The Marshall Plan

Gay Lynn HillAmerican History(ML), Mini Lessons

From Common Sense American History eBook:

On Mar. 12, 1947, Truman announced his Truman Doctrine, securing $400 million in military aid from a Republican Congress for Greece and Turkey, arguing “I believe it must be the policy of the United States to support free peoples who are resisting attempted subjugation by armed minorities and outside pressures.” Isolationism was broken and there would be no return to a policy of noninvolvement in European affairs.

A few months later, Secretary of State George Marshall announced the European Recovery Act in a Harvard commencement speech, committing the U.S. to supply economic aid to rebuild the devastated economies of Europe. The Soviets and eastern European countries were offered the aid as well, but the Soviets turned it down and pressured their satellite countries to do the same.

Congress debated throughout the fall, without passing the request, which amounted to $11 billion in American assistance. But a communist coup d’état, or takeover, in February 1948 in Czechoslovakia and the mysterious death of a foreign minister who supported receiving the assistance, Jan Masaryk, who fell to his death from a third floor window, cemented the passage of the aid through Congress.

The aid did wonders for rebuilding western European economies. With free market incentives in Germany and France, the economies were rebuilt and American aid generated markets for American products abroad. Within a decade, $60 billion in aid had been granted to reconstruct the economies of Western Europe, which embraced capitalist development and led to a European economic miracle.



Questions:
  1. The American treatment of Germany after World War II stands in sharp contrast to the way in which Germany was treated following World War I. Germany has since become a strong partner of the United States, and reconciled its military conflicts and ambitions vis-à-vis France and its other neighbors.
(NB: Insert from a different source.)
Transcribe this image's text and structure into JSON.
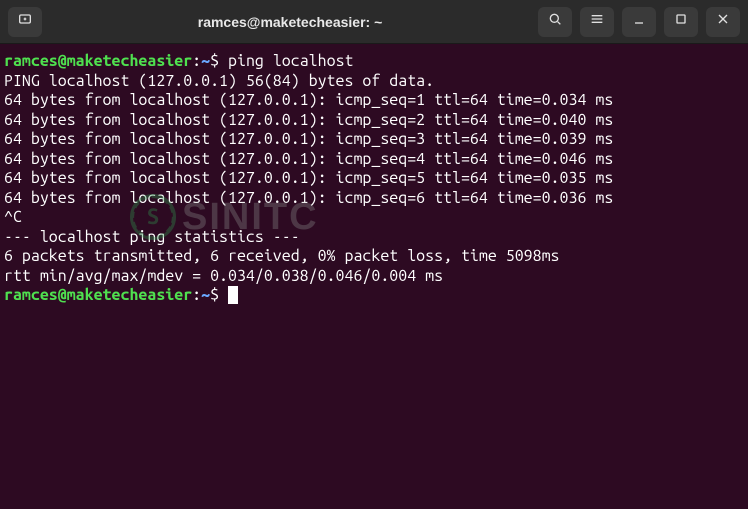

What lessons can be drawn from this?
  2. The Marshall Plan helped to stabilize and energize European economies. One consequence is that they became trade competitors with the United States. Yet the American economy also thrived. How can you explain this? Why do economies do better when they face competition? What lessons from economics apply?
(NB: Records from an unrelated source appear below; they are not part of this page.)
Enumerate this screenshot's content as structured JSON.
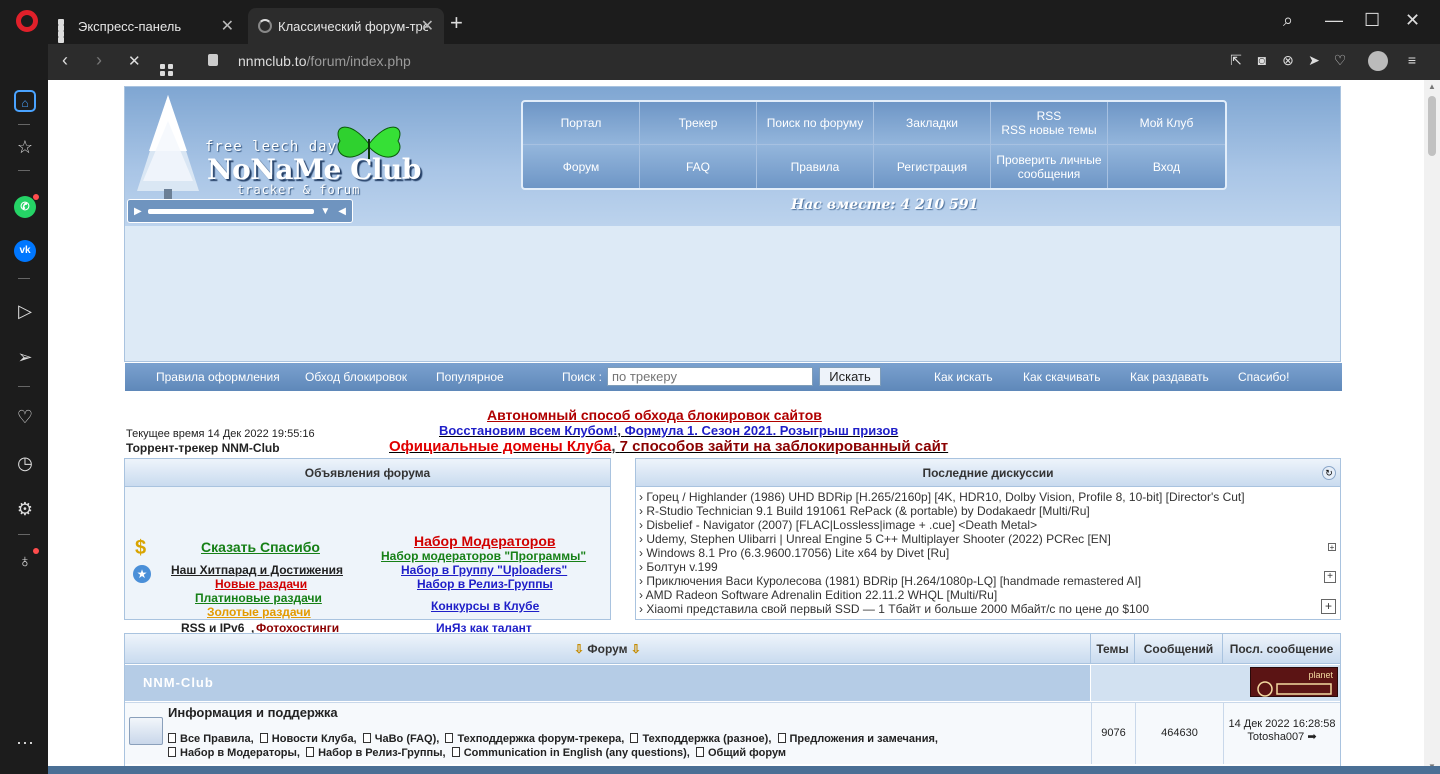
{
  "browser": {
    "tabs": [
      {
        "title": "Экспресс-панель"
      },
      {
        "title": "Классический форум-трек"
      }
    ],
    "url_host": "nnmclub.to",
    "url_path": "/forum/index.php"
  },
  "header": {
    "logo_line1": "free leech day",
    "logo_main": "NoNaMe Club",
    "logo_sub": "tracker & forum",
    "nav": [
      "Портал",
      "Трекер",
      "Поиск по форуму",
      "Закладки",
      "RSS\nRSS новые темы",
      "Мой Клуб",
      "Форум",
      "FAQ",
      "Правила",
      "Регистрация",
      "Проверить личные сообщения",
      "Вход"
    ],
    "together": "Нас вместе: 4 210 591"
  },
  "bar": {
    "links_left": [
      "Правила оформления",
      "Обход блокировок",
      "Популярное"
    ],
    "search_label": "Поиск :",
    "search_placeholder": "по трекеру",
    "search_button": "Искать",
    "links_right": [
      "Как искать",
      "Как скачивать",
      "Как раздавать",
      "Спасибо!"
    ]
  },
  "notices": {
    "time": "Текущее время 14 Дек 2022 19:55:16",
    "tracker": "Торрент-трекер NNM-Club",
    "n1": "Автономный способ обхода блокировок сайтов",
    "n2a": "Восстановим всем Клубом!",
    "n2b": "Формула 1. Сезон 2021. Розыгрыш призов",
    "n3a": "Официальные домены Клуба",
    "n3b": "7 способов зайти на заблокированный сайт"
  },
  "announcements": {
    "title": "Объявления форума",
    "say_thanks": "Сказать Спасибо",
    "hitparade": "Наш Хитпарад и Достижения",
    "new_releases": "Новые раздачи",
    "platinum": "Платиновые раздачи",
    "gold": "Золотые раздачи",
    "rss": "RSS и IPv6",
    "photo": "Фотохостинги",
    "mod_recruit": "Набор Модераторов",
    "mod_programs": "Набор модераторов \"Программы\"",
    "uploaders": "Набор в Группу \"Uploaders\"",
    "release_groups": "Набор в Релиз-Группы",
    "contests": "Конкурсы в Клубе",
    "inyaz": "ИнЯз как талант"
  },
  "discussions": {
    "title": "Последние дискуссии",
    "items": [
      "Горец / Highlander (1986) UHD BDRip [H.265/2160p] [4K, HDR10, Dolby Vision, Profile 8, 10-bit] [Director's Cut]",
      "R-Studio Technician 9.1 Build 191061 RePack (& portable) by Dodakaedr [Multi/Ru]",
      "Disbelief - Navigator (2007) [FLAC|Lossless|image + .cue] <Death Metal>",
      "Udemy, Stephen Ulibarri | Unreal Engine 5 C++ Multiplayer Shooter (2022) PCRec [EN]",
      "Windows 8.1 Pro (6.3.9600.17056) Lite x64 by Divet [Ru]",
      "Болтун v.199",
      "Приключения Васи Куролесова (1981) BDRip [H.264/1080p-LQ] [handmade remastered AI]",
      "AMD Radeon Software Adrenalin Edition 22.11.2 WHQL [Multi/Ru]",
      "Xiaomi представила свой первый SSD — 1 Тбайт и больше 2000 Мбайт/с по цене до $100"
    ]
  },
  "forum": {
    "col_forum": "Форум",
    "col_topics": "Темы",
    "col_posts": "Сообщений",
    "col_last": "Посл. сообщение",
    "category": "NNM-Club",
    "planet_label": "planet",
    "row": {
      "title": "Информация и поддержка",
      "subs_line1": [
        "Все Правила,",
        "Новости Клуба,",
        "ЧаВо (FAQ),",
        "Техподдержка форум-трекера,",
        "Техподдержка (разное),",
        "Предложения и замечания,"
      ],
      "subs_line2": [
        "Набор в Модераторы,",
        "Набор в Релиз-Группы,",
        "Communication in English (any questions),",
        "Общий форум"
      ],
      "topics": "9076",
      "posts": "464630",
      "last_date": "14 Дек 2022 16:28:58",
      "last_user": "Totosha007"
    }
  }
}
This reading is an excerpt from Certell’s Common Sense American History eBook.  Certell offers curriculum materials and eBooks free of charge for students and teachers.  Click Here to download the Common Sense American History materials.


Image Citation:

9, Mar. 2018, Marshall Plan [Digital image}.  Retrieved from <google.com>.